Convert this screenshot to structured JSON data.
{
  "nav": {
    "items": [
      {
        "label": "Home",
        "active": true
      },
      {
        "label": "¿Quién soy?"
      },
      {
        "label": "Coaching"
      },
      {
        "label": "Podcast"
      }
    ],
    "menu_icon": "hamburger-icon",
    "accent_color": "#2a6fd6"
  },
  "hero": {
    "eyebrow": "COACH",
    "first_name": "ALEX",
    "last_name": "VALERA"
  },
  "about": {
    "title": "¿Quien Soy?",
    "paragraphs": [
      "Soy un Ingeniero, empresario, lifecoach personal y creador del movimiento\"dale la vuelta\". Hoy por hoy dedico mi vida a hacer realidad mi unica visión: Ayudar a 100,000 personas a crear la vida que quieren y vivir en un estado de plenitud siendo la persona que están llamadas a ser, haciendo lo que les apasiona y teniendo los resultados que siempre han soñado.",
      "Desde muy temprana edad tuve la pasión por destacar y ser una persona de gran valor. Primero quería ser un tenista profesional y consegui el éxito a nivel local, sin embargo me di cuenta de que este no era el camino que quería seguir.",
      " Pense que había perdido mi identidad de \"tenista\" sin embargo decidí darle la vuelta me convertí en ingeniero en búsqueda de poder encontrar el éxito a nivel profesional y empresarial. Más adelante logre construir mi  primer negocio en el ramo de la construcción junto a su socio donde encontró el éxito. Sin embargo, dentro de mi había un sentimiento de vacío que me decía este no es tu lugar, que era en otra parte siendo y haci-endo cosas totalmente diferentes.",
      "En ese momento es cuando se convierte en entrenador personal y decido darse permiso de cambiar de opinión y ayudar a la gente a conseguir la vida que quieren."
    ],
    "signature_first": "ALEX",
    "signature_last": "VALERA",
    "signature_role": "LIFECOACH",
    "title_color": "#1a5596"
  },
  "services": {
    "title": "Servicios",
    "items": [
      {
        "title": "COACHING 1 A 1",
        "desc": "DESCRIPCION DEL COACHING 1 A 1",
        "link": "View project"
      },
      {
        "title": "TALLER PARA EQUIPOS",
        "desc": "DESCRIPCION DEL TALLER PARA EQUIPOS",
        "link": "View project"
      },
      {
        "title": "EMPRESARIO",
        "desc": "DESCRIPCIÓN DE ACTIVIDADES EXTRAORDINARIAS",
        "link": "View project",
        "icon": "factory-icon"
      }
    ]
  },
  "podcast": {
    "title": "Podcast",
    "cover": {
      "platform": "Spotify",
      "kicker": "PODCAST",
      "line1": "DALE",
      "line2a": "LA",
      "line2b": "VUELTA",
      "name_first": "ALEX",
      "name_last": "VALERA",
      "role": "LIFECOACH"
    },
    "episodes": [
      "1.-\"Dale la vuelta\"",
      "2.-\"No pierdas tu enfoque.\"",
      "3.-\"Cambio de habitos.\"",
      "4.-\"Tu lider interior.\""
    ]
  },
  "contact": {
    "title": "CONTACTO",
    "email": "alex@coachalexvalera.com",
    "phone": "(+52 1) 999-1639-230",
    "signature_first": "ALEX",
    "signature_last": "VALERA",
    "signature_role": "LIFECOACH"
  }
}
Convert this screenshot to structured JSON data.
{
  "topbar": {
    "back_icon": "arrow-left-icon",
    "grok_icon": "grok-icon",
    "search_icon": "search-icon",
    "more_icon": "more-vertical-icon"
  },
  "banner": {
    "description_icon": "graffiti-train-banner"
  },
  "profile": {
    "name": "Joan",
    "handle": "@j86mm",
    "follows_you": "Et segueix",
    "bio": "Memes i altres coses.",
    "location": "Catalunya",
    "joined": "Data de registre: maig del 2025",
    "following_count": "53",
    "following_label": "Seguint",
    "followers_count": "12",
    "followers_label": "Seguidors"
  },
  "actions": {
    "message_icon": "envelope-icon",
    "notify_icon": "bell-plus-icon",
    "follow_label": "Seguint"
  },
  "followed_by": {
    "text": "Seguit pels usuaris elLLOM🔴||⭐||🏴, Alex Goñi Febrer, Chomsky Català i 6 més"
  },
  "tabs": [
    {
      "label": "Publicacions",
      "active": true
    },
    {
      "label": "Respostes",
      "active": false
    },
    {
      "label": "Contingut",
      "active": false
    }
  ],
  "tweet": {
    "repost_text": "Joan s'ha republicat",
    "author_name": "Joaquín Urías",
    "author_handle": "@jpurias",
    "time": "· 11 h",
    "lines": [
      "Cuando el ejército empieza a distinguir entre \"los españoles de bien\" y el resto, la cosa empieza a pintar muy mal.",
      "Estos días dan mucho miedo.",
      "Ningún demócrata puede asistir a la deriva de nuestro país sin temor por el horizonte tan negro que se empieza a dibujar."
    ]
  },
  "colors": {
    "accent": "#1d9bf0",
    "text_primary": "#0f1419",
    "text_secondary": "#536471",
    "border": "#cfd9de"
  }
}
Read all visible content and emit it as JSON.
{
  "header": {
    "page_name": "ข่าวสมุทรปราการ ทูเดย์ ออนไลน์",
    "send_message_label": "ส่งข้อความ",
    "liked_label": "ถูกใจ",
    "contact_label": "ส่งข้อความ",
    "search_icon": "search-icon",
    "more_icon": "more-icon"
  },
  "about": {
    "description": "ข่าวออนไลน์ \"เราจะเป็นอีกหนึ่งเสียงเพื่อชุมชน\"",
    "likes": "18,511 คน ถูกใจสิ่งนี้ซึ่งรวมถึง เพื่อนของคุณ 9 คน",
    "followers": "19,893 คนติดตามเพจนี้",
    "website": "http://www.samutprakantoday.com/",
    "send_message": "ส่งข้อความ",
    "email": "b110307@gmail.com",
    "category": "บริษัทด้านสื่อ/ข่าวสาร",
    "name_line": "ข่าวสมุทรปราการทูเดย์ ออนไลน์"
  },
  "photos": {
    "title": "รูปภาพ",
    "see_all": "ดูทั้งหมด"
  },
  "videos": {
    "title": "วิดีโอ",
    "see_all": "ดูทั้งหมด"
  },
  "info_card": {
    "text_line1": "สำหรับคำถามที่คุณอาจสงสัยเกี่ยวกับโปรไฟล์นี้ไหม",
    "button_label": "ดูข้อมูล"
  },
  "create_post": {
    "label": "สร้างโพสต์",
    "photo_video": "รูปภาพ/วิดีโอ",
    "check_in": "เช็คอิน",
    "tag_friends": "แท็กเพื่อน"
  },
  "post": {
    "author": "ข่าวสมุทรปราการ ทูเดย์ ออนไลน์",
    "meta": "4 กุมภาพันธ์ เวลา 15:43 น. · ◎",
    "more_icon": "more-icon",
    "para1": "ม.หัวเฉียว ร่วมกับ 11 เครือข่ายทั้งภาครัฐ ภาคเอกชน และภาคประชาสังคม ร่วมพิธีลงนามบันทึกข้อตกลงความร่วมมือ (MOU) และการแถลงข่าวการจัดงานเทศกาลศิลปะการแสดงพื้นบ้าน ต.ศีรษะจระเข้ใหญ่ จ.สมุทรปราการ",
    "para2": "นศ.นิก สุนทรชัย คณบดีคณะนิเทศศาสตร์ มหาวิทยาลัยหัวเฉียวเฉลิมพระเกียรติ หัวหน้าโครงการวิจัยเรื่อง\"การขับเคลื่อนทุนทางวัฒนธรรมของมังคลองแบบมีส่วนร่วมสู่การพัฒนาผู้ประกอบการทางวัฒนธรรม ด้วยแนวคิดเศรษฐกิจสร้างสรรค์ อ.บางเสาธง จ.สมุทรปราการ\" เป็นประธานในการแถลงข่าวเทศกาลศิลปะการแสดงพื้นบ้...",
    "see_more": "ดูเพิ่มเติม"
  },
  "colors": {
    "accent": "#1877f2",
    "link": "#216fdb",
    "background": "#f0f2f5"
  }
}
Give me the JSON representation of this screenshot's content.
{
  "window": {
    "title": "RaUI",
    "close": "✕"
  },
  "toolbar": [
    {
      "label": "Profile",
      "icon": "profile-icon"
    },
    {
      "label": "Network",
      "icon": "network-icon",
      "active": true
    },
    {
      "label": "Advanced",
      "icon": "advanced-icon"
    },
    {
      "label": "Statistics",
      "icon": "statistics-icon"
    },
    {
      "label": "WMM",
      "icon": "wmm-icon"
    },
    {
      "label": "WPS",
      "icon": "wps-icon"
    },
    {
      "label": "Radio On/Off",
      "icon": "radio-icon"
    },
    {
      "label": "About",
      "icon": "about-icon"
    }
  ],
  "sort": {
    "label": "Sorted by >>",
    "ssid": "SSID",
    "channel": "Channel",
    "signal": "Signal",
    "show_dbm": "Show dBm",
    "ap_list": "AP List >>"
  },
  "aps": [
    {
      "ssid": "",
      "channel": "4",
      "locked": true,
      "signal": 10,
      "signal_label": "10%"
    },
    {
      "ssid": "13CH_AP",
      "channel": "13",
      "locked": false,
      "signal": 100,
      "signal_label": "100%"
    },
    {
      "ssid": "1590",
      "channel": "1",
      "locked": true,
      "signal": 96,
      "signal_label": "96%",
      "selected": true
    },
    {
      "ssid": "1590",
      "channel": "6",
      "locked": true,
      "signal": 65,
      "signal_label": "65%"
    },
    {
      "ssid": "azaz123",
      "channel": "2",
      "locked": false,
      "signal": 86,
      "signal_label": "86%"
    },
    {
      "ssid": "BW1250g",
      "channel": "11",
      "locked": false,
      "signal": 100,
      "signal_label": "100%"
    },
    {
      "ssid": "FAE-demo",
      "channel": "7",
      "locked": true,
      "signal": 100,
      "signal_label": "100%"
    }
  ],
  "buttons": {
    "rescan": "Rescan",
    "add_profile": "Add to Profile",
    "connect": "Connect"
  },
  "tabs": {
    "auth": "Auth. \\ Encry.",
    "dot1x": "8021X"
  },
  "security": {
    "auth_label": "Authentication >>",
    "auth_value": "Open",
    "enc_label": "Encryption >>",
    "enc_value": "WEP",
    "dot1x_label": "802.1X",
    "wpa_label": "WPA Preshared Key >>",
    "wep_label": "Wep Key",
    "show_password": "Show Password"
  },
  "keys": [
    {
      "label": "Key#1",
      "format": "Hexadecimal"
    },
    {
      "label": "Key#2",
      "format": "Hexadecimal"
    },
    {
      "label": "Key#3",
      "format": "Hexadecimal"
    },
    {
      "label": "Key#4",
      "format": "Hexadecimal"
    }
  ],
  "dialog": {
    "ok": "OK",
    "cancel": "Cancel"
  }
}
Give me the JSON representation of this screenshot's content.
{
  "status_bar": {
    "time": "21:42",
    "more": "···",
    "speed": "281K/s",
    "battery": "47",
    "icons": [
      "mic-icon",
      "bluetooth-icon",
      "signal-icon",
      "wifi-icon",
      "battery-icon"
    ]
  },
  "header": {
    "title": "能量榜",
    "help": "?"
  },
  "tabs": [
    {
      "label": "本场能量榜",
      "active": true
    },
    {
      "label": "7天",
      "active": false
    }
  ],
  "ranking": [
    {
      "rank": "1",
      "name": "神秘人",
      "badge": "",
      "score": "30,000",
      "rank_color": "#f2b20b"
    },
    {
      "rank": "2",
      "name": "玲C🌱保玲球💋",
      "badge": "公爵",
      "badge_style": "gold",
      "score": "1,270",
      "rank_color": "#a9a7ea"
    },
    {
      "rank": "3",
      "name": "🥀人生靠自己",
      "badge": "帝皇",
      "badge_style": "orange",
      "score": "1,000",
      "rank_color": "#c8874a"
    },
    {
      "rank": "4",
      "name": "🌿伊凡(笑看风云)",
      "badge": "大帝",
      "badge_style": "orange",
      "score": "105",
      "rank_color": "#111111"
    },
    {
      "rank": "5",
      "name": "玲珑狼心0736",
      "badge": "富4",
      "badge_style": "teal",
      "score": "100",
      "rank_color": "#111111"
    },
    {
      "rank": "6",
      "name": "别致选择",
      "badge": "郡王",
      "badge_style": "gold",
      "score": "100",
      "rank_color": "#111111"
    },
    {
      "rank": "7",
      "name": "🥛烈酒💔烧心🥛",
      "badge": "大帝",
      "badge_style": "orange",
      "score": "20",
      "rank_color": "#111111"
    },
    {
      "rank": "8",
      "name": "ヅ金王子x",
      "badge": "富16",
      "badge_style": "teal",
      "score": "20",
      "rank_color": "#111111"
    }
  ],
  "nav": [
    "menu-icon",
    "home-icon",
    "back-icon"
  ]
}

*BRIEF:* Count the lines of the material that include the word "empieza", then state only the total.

*RESULT OF THE TASK:* 2